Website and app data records
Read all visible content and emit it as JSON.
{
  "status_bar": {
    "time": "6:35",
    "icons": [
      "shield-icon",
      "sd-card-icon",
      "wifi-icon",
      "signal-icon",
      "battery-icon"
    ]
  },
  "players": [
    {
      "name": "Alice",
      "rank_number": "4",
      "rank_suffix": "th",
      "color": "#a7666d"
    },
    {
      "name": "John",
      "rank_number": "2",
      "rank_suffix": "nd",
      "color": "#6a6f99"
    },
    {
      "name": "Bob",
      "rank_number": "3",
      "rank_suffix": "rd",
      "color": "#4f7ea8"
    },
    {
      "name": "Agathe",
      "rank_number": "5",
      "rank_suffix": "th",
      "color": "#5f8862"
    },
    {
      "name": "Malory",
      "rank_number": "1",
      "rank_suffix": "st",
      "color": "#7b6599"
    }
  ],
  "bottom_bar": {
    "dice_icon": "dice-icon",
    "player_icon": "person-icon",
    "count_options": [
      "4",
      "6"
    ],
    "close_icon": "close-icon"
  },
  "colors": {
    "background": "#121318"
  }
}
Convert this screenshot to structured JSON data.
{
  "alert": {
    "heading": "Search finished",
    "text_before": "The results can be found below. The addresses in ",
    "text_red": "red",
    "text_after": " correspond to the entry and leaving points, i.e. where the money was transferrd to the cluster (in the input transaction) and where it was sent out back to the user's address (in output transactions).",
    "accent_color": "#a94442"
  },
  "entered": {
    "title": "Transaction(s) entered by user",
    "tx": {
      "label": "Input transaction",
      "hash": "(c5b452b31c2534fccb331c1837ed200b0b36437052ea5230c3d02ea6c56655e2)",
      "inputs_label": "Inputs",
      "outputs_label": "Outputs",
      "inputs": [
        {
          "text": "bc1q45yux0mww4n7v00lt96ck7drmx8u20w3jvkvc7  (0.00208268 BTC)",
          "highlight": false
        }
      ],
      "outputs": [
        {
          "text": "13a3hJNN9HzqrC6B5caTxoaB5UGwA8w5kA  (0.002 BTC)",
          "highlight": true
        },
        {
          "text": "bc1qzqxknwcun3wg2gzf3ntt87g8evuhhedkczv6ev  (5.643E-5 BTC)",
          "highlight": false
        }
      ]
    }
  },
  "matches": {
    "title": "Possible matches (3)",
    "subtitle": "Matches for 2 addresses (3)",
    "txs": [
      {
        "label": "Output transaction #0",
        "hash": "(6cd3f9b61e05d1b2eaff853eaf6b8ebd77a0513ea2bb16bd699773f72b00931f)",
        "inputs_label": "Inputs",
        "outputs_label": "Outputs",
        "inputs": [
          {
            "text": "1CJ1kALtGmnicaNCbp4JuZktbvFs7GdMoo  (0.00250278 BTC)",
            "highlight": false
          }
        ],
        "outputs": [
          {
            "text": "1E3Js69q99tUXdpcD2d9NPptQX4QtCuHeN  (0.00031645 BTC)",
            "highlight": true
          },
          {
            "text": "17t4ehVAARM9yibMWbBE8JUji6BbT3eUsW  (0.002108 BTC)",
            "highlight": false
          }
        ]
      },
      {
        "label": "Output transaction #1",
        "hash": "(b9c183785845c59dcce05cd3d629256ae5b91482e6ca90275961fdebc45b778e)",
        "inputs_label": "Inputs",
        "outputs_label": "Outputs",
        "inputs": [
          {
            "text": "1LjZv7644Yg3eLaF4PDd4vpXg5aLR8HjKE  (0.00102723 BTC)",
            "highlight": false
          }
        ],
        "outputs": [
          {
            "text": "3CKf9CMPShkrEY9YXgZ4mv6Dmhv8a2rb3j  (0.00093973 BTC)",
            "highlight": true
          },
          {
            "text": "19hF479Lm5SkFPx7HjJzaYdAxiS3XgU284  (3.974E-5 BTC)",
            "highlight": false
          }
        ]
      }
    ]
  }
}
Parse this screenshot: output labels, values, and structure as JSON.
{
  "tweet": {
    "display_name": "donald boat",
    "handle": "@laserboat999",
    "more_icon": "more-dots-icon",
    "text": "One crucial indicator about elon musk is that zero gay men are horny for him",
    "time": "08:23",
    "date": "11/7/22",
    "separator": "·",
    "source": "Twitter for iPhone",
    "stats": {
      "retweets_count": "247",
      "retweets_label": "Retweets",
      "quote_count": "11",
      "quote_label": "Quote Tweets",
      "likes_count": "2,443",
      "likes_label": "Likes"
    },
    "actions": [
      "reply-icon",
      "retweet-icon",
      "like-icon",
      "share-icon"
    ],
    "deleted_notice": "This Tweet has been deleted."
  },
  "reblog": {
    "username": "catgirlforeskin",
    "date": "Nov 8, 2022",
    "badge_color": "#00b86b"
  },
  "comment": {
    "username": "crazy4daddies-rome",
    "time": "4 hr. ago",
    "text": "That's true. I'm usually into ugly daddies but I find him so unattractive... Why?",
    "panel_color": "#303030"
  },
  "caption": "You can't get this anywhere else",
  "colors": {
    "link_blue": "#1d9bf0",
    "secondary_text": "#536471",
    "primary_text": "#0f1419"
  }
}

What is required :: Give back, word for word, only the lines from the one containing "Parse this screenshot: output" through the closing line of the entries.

Written answer ::
Parse this screenshot: output labels, values, and structure as JSON.
{
  "tweet": {
    "display_name": "donald boat",
    "handle": "@laserboat999",
    "more_icon": "more-dots-icon",
    "text": "One crucial indicator about elon musk is that zero gay men are horny for him",
    "time": "08:23",
    "date": "11/7/22",
    "separator": "·",
    "source": "Twitter for iPhone",
    "stats": {
      "retweets_count": "247",
      "retweets_label": "Retweets",
      "quote_count": "11",
      "quote_label": "Quote Tweets",
      "likes_count": "2,443",
      "likes_label": "Likes"
    },
    "actions": [
      "reply-icon",
      "retweet-icon",
      "like-icon",
      "share-icon"
    ],
    "deleted_notice": "This Tweet has been deleted."
  },
  "reblog": {
    "username": "catgirlforeskin",
    "date": "Nov 8, 2022",
    "badge_color": "#00b86b"
  },
  "comment": {
    "username": "crazy4daddies-rome",
    "time": "4 hr. ago",
    "text": "That's true. I'm usually into ugly daddies but I find him so unattractive... Why?",
    "panel_color": "#303030"
  },
  "caption": "You can't get this anywhere else",
  "colors": {
    "link_blue": "#1d9bf0",
    "secondary_text": "#536471",
    "primary_text": "#0f1419"
  }
}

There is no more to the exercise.